Representatives of the right and wrong side of the track, their developing relationship clearly reveals that neither people nor their situations are clearly black and white. As high-school friends, one of several conversations concerning their past reveals that back in the day, they could ‘go for sisters.’ Of course, the pregnant silence that trails them as they search for Rodney now begs to differ. The film hits high gear when the droll Olmos turns up and sees the trio head to Tijuana and Mexicali.
As entertaining as Olmos is (he gets top billing on the poster, which is unnecessary), Hamilton is superb as a fiercely determined mother willing to tarnish her personal values to save her son. But her thunder is frequently stolen by Ross’s weary, hardened turn as Fontayne, whose story is revealed in several asides, some of which constitute as the most emotionally effective moments in the film, including a brief visit to Chula (Vanessa Martinez), with whom she had shared a relationship with while in lockup. “That time felt like a dream,” she says quietly while Bernice and Suarez are distracted in the car. “More like a nightmare,” says Chula, pushing a stroller inside the home she now shares with her husband. “It was a dream for me,” Fontayne replies.

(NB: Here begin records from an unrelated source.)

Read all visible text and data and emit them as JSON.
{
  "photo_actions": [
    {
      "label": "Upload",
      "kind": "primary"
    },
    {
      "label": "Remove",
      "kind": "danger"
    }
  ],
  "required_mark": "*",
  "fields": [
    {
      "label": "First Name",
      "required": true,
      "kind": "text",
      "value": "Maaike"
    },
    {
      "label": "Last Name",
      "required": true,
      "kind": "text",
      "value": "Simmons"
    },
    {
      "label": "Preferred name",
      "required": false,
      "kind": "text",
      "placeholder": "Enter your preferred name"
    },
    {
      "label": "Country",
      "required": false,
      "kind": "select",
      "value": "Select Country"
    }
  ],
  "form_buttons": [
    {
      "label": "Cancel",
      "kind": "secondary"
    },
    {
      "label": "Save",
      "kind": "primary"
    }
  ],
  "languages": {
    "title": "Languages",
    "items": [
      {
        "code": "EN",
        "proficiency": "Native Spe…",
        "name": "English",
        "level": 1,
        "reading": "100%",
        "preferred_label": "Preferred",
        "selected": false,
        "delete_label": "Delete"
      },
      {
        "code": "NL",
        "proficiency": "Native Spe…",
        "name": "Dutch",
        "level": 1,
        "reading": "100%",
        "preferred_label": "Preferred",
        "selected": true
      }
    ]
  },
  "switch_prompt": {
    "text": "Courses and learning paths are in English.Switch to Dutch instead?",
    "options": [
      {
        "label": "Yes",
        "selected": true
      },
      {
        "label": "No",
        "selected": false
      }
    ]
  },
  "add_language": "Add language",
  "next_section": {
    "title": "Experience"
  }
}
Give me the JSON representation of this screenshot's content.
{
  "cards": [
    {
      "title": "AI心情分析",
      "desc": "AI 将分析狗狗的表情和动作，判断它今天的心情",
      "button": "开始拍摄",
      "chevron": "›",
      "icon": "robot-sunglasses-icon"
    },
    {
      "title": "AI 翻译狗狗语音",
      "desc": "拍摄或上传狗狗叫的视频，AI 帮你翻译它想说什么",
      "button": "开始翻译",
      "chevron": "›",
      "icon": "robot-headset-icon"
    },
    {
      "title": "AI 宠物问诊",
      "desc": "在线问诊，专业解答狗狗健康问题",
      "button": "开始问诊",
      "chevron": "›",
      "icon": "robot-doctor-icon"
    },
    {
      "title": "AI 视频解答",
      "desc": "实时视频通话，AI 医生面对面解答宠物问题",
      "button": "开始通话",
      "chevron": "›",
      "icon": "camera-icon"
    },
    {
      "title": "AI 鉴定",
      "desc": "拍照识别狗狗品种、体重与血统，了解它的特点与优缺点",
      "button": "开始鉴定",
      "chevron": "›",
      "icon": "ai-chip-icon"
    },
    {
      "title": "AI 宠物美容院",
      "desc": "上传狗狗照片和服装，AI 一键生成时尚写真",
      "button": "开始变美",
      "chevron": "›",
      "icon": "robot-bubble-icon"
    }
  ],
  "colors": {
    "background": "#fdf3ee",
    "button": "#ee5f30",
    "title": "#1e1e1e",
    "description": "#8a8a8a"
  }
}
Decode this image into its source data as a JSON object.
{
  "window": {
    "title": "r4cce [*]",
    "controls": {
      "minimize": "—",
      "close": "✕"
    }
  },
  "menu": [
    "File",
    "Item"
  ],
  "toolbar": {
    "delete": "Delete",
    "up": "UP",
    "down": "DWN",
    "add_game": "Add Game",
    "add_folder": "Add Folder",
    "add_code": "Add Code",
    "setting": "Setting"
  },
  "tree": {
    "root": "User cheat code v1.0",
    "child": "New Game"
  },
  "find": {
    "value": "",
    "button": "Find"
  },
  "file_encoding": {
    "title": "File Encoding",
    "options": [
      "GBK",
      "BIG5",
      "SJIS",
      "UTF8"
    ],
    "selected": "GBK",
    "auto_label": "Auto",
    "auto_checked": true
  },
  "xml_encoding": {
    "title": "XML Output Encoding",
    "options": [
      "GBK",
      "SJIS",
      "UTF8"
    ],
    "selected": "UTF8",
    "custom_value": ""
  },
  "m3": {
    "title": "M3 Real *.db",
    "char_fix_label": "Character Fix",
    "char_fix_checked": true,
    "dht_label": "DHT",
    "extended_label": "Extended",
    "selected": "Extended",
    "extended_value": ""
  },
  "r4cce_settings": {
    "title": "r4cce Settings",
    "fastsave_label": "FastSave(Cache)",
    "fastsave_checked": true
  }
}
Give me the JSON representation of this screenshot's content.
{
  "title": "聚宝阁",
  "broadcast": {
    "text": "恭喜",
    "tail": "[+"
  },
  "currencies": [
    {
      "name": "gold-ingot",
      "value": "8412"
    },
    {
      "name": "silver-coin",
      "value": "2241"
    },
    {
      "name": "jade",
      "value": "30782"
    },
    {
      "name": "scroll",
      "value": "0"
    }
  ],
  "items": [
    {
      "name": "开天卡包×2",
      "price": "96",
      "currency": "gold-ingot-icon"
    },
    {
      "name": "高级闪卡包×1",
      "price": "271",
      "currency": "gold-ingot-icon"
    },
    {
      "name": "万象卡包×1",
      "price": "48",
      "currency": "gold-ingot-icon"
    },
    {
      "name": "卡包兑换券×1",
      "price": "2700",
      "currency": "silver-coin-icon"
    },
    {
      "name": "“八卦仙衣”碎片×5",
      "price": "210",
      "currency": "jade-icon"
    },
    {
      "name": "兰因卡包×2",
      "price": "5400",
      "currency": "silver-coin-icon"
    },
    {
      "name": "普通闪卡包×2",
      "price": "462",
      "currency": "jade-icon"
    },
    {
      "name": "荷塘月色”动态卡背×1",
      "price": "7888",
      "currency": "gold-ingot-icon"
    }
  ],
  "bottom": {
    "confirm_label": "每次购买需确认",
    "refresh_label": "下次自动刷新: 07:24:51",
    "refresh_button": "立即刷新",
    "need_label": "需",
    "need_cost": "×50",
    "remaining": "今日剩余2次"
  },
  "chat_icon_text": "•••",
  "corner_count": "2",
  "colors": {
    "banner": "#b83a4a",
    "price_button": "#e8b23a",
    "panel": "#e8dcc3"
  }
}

It’s hard to imagine a more barefaced package for Go For Sisters, plopped into the standard 5.1 Surround Sound and with the common 1.85 Academy Flat Ratio. While this is certainly serviceable, Freestyle really doesn’t seem to have put any enthusiasm into this. Likewise, it tries to pass off Spanish subtitles and trailers as Special Features. True, it does have a commentary option with director John Sayles, but that’s an absolute minimum.
Sensational aspects of the narrative aside, seeing two black women headline a film in American cinema, whether it be independent or mainstream, seems to be an infrequent enterprise. Ross and Hamilton are captivating, and you’ll come away from Go For Sisters in awe of them and thrilled because you’ll have discovered a film that resoundingly fails to adhere to formula or stereotype. One of the many wonderful aspects of Sayles’ body of work is his habit of diversity, featuring characters and themes unabashedly and humanistically concerning race and sexuality. And all these years later, Go For Sisters is proof he’s still writing and directing films that are smart, idiosyncratic, and powerfully engaging.